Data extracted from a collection

···

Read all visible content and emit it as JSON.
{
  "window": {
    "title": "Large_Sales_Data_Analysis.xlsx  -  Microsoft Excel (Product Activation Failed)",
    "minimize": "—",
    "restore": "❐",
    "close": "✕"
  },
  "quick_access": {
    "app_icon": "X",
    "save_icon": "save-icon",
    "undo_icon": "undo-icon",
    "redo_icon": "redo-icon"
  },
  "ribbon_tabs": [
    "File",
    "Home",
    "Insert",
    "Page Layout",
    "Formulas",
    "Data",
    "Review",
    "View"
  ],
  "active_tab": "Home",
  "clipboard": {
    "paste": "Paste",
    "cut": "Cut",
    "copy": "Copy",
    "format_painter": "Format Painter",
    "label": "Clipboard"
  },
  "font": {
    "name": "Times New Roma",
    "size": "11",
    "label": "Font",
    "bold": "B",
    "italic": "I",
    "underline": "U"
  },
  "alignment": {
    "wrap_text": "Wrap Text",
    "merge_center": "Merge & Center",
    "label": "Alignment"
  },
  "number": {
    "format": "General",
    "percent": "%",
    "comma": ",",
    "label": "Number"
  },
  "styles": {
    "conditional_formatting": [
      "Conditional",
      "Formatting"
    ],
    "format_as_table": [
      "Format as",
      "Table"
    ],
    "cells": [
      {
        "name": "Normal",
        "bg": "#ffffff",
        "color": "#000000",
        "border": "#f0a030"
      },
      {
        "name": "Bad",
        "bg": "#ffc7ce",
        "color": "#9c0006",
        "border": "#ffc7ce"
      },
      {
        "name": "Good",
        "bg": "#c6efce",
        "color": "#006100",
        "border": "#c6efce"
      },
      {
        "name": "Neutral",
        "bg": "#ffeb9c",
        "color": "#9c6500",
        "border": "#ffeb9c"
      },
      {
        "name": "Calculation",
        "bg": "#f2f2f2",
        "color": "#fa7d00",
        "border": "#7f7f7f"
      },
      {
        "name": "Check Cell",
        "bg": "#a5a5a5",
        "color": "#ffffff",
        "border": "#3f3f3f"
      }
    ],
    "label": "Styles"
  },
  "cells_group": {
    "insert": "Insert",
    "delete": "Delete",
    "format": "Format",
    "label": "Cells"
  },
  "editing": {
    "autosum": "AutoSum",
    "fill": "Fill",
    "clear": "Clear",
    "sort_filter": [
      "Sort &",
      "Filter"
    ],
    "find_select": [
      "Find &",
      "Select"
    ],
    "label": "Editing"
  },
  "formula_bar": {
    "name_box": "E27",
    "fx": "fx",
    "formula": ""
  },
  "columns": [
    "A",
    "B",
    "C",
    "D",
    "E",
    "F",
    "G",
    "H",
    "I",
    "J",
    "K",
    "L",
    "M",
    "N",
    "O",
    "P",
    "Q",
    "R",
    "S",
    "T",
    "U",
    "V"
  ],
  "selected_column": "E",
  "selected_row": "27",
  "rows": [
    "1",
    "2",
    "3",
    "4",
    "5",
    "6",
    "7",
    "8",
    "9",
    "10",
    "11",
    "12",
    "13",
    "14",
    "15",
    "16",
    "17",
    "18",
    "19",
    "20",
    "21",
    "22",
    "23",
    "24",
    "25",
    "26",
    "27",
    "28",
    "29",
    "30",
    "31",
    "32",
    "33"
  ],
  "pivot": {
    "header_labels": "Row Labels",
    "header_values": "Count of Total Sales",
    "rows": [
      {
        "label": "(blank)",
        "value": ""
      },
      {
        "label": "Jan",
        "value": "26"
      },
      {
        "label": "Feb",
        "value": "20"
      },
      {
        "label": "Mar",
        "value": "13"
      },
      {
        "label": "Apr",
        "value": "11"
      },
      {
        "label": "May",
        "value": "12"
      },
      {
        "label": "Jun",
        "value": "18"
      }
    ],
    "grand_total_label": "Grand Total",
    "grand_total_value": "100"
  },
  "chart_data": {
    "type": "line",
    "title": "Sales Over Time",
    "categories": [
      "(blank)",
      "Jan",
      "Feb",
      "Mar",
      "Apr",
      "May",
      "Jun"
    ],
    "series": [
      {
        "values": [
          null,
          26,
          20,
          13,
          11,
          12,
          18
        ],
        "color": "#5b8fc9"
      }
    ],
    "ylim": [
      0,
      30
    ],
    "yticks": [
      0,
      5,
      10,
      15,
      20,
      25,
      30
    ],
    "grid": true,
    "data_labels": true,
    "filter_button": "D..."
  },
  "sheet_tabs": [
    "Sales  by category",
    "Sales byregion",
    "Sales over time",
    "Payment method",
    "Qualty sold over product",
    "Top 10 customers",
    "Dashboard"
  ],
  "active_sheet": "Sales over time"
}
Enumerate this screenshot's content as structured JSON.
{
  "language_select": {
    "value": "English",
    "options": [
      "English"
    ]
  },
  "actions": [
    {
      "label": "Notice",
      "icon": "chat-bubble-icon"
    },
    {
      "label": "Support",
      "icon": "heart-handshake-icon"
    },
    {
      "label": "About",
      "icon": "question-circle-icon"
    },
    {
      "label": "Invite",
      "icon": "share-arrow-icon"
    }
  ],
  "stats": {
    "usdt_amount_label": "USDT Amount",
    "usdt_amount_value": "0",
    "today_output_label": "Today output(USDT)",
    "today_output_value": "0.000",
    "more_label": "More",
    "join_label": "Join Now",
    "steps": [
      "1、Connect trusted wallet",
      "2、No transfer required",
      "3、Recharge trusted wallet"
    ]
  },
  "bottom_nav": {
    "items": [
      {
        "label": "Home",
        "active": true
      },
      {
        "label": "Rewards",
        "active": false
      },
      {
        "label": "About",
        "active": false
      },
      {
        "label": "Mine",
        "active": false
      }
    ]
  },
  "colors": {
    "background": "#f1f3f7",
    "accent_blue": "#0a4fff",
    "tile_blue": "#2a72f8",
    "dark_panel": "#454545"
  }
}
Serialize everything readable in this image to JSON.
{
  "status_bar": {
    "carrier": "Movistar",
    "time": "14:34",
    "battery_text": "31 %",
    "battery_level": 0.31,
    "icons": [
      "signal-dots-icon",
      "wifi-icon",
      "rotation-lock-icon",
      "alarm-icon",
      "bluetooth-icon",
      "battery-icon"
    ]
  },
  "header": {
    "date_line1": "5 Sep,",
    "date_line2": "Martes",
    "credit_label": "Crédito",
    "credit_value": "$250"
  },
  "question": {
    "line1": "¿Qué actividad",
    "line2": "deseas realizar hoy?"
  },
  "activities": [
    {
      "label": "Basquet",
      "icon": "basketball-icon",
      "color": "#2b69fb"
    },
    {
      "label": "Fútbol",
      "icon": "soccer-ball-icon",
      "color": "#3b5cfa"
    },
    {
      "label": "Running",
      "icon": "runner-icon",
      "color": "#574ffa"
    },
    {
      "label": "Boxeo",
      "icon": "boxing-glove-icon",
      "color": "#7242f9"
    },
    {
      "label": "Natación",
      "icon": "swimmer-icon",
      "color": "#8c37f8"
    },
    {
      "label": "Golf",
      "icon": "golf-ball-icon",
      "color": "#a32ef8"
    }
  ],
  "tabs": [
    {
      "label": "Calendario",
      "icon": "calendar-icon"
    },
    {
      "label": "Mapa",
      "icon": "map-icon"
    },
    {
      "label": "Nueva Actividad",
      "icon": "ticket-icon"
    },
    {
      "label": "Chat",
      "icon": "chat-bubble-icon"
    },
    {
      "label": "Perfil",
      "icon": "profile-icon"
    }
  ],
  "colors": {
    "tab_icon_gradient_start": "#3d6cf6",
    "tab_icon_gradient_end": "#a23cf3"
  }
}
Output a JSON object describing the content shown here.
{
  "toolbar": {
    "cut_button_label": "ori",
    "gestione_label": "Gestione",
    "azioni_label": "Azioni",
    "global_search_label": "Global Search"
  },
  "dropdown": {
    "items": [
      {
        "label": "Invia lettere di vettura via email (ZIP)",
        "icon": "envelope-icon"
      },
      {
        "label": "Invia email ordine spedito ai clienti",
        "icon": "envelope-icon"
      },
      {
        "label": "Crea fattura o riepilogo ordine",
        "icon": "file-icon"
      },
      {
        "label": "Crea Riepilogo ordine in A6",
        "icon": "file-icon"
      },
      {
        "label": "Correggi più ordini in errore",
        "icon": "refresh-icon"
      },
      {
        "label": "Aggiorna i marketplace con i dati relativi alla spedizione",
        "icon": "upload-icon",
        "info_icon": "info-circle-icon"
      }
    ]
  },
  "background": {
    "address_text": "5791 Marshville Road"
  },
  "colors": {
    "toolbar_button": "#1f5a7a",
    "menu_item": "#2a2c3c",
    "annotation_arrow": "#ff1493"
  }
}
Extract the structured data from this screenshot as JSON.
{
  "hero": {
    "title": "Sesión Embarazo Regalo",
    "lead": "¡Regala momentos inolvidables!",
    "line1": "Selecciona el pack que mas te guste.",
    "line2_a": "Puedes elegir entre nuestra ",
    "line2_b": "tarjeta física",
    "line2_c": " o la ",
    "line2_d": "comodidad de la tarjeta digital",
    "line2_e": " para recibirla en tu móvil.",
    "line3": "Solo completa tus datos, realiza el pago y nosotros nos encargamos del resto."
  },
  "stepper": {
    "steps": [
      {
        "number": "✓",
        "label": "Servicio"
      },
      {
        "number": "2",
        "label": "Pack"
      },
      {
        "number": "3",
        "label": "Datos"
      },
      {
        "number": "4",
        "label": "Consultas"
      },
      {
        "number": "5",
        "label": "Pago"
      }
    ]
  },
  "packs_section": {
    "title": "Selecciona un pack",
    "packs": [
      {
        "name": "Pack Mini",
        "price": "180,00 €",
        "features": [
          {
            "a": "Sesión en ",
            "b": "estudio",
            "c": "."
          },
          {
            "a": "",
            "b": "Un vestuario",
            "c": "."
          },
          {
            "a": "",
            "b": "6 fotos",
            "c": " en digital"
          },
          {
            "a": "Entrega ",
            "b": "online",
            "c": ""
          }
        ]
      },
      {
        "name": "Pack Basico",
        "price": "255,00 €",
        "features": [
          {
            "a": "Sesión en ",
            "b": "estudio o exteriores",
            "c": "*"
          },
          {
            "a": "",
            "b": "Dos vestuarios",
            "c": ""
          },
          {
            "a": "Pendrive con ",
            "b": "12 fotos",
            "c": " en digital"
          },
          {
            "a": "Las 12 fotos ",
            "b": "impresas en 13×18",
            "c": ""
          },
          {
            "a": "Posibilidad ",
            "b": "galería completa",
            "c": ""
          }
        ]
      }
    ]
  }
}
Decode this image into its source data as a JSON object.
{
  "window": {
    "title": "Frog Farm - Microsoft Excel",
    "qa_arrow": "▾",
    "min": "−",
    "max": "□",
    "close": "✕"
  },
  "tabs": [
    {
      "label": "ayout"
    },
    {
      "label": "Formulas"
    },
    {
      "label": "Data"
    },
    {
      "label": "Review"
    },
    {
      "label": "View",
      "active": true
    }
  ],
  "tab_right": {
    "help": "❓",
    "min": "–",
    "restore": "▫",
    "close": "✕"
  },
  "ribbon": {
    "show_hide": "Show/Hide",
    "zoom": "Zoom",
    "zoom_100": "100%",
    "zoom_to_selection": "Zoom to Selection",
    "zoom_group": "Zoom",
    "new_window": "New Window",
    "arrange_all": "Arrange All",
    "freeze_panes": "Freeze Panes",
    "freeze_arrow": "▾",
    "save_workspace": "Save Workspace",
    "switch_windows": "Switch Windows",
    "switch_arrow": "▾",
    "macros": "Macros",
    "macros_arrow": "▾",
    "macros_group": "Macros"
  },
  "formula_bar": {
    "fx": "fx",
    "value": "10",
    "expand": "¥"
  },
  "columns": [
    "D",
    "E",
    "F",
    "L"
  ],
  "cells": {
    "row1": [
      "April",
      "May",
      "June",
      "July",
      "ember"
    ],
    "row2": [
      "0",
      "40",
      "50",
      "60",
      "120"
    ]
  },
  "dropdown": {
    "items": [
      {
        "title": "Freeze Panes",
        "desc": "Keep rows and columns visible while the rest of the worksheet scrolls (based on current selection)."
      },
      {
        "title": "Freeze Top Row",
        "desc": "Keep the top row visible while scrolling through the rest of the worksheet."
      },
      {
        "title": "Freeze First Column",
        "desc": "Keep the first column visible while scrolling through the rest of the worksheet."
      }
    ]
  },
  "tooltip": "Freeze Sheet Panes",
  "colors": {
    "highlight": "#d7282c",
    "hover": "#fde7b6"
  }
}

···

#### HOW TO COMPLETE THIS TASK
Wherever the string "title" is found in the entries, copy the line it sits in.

#### WRITTEN REPLY
    "title": "Large_Sales_Data_Analysis.xlsx  -  Microsoft Excel (Product Activation Failed)",
    "title": "Sales Over Time",
    "title": "Sesión Embarazo Regalo",
    "title": "Selecciona un pack",
    "title": "Frog Farm - Microsoft Excel",
        "title": "Freeze Panes",
        "title": "Freeze Top Row",
        "title": "Freeze First Column",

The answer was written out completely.